### What the task requires
Please copy out all lines of the entries that contain the word "JSON".

### Data to examine

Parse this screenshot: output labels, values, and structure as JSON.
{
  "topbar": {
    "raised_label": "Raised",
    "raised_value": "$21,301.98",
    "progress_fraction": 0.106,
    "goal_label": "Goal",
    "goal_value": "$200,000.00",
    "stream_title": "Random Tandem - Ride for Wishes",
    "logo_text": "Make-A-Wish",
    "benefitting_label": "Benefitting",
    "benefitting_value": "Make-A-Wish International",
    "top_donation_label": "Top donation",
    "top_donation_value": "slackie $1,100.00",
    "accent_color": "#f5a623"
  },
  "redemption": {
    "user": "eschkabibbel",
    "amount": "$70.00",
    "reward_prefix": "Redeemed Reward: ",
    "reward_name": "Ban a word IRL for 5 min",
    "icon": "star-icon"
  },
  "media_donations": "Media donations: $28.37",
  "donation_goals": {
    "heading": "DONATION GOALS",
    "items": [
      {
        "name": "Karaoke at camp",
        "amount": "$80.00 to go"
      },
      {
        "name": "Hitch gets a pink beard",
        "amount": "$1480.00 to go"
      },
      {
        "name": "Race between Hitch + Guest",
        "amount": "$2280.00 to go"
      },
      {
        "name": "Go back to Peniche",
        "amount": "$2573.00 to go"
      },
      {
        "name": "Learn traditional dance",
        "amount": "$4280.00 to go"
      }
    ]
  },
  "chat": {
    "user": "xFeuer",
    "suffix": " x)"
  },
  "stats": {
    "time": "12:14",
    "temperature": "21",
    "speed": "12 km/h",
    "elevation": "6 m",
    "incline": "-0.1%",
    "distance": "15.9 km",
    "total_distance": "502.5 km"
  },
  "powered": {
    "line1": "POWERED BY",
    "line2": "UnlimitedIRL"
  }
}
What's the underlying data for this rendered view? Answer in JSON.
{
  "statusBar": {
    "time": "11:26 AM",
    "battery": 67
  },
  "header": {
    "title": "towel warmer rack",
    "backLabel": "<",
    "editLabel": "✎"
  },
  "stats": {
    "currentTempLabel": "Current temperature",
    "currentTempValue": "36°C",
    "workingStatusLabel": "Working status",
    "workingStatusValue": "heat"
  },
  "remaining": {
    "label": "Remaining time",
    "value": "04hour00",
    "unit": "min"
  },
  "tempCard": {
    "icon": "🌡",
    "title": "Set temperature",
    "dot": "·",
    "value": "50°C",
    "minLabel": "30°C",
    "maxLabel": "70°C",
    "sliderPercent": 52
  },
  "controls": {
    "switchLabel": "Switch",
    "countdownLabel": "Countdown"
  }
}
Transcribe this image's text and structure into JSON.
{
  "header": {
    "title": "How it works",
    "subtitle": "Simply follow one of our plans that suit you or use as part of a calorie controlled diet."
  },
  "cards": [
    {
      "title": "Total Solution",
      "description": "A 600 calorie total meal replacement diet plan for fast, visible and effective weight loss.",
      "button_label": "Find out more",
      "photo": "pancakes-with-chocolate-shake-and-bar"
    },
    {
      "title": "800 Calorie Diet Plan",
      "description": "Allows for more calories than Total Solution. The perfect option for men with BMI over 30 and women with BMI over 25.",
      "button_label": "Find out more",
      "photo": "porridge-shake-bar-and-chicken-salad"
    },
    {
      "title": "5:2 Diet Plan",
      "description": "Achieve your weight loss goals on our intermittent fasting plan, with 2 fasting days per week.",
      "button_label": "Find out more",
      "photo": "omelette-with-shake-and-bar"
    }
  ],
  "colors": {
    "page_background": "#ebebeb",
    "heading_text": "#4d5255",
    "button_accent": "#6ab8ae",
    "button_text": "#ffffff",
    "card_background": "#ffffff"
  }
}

### Task result
Parse this screenshot: output labels, values, and structure as JSON.
What's the underlying data for this rendered view? Answer in JSON.
Transcribe this image's text and structure into JSON.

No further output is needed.